The protocol entered into force in September 2003.
It forms a part of the Convention on Biological Diversity
(CBD), and this week's first meeting of Parties followed
the Conference of Parties to the Convention which took
place in Kuala Lumpur from February 9 through the 20.
Under the new system, all bulk shipments of genetically
modified crop are to be identified as "may contain
LMOs." The accompanying documentation should also
indicate the contact details of the importer, exporter
or other appropriate authority. Countries can refuse
shipments if this information is not provided.
"Now that a system for identifying and labeling
GMO exports has become operational, countries can enjoy
the benefits of biotechnology with greater confidence
while avoiding the potential risks," said Hamdallah
Zedan, the protocol's executive secretary.
"This rigorous system for handling, transporting,
packaging and identifying GMOs is in the best interests
of everyone - developed and developing countries, consumers
and industry, and all those who care deeply about our

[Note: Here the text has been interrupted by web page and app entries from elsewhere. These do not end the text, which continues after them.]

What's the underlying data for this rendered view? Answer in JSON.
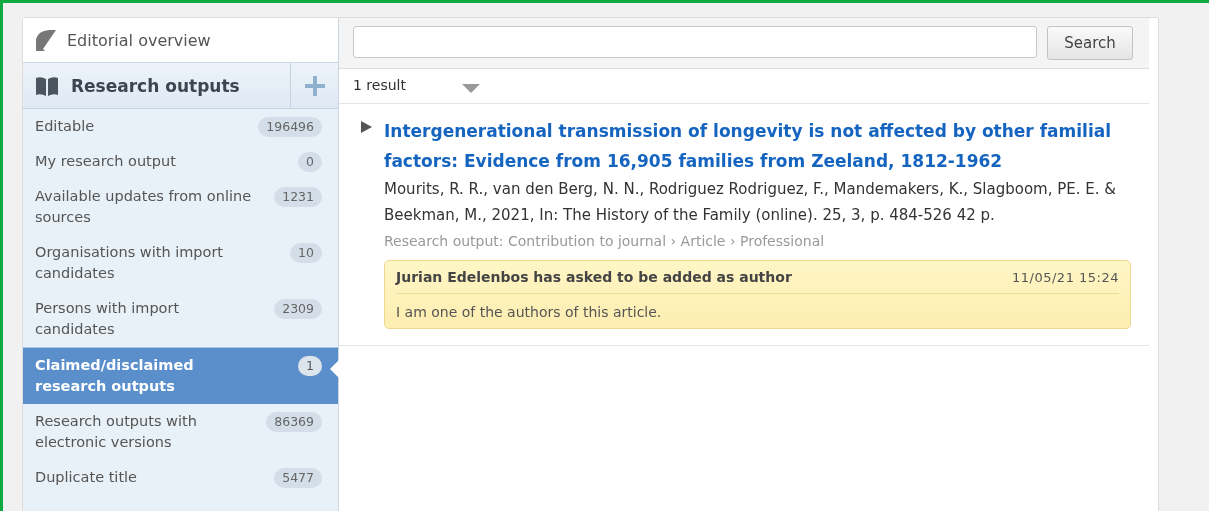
{
  "sidebar": {
    "overview": {
      "label": "Editorial overview"
    },
    "section": {
      "title": "Research outputs"
    },
    "items": [
      {
        "label": "Editable",
        "count": "196496",
        "selected": false
      },
      {
        "label": "My research output",
        "count": "0",
        "selected": false
      },
      {
        "label": "Available updates from online sources",
        "count": "1231",
        "selected": false
      },
      {
        "label": "Organisations with import candidates",
        "count": "10",
        "selected": false
      },
      {
        "label": "Persons with import candidates",
        "count": "2309",
        "selected": false
      },
      {
        "label": "Claimed/disclaimed research outputs",
        "count": "1",
        "selected": true
      },
      {
        "label": "Research outputs with electronic versions",
        "count": "86369",
        "selected": false
      },
      {
        "label": "Duplicate title",
        "count": "5477",
        "selected": false
      }
    ]
  },
  "search": {
    "button": "Search"
  },
  "results": {
    "count": "1 result",
    "items": [
      {
        "title": "Intergenerational transmission of longevity is not affected by other familial factors: Evidence from 16,905 families from Zeeland, 1812-1962",
        "citation": "Mourits, R. R., van den Berg, N. N., Rodriguez Rodriguez, F., Mandemakers, K., Slagboom, PE. E. & Beekman, M., 2021, In: The History of the Family (online). 25, 3, p. 484-526 42 p.",
        "type": "Research output: Contribution to journal › Article › Professional",
        "expanded": false,
        "note": {
          "heading": "Jurian Edelenbos has asked to be added as author",
          "time": "11/05/21 15:24",
          "message": "I am one of the authors of this article."
        }
      }
    ]
  }
}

natural environment," Zedan said.
Over the next year an expert group will further elaborate
the documentation and handling requirements for these
bulk agricultural shipments. Key issues still to be
resolved include the percentage of modified material
that these shipments may contain and still be considered
GMO free and the inclusion of any additional detailed
information. A decision on these matters will be considered
at the next meeting of the treaty's Parties, to be held
In other decisions, a Working Group on liability for
GMO damage has been created with a strong and clear
mandate to complete the international rules and procedures
for liability and redress by 2007. The United States
objected to the text, but because the country is not
a party to the protocol this objection was not taken
into consideration by the chair.
To enforce compliance with the protocol, a 15 person
committee has been created and will be effective immediately.
Cases of noncompliance can be reported by other parties
and will not depend solely on self reporting. The committee
can issue warnings and publish cases of noncompliance.
For persistent offenders stronger measures could be
agreed on the basis of consensus in future meetings.
Other decisions adopted this week focus on making the
Biosafety Clearing House fully functional. The Clearing
House will enable governments to share information on
GMOs, national legislation, and other critical matters.
Parties to the protocol agreed on implementing a comprehensive
action plan to promote capacity building for developing
countries, providing guidance to the protocol's financial
mechanism on priorities, and establishing a work program
for the protocol in the medium term.
This week's work is a good beginning, environmentalists
said. "Those requirements are not sufficient to
protect the environment and the food chain from contamination
but they are an important first step that governments
should implement immediately," said Doreen Stabinsky,
head of the Greenpeace delegation in Kuala Lumpur.
Elsewhere, the Chinese government this week approved
final safety certificates for the importation of biotech
crops produced by Monsanto that are engineered to be
tolerant of Monsanto herbicides. "American growers
who plant biotech crops should know that yet another
significant importing nation has recognized the safety
of these products," said Jerry Hjelle, Ph.D., Monsanto's
vice president of regulatory affairs.
Hjelle said that Monsanto received safety certificates
for import of five commercial products in soybeans,
corn, and cotton, thereby allowing farmers greater choice
in how they produce their crops, control insects and
The UK government is expected to approve within days
the country's first genetically modified crop, a corn
variety, for commercial growing, but many local councils
do not share its enthusiasm for the technology.
The Hampshire County Council Wednesday voted to go
GM free, bringing the total UK population living in
areas with a GM free policy to 14 million, according
to Friends of the Earth UK which is lobbying to block
More than 40 local authorities have voted to remain
free of engineered crops and foods - opposing the growing
of engineered crops on council land and banning modified
ingredients in their catering, such as school meals.
Copyright Environment News Service (ENS) 2004. All Rights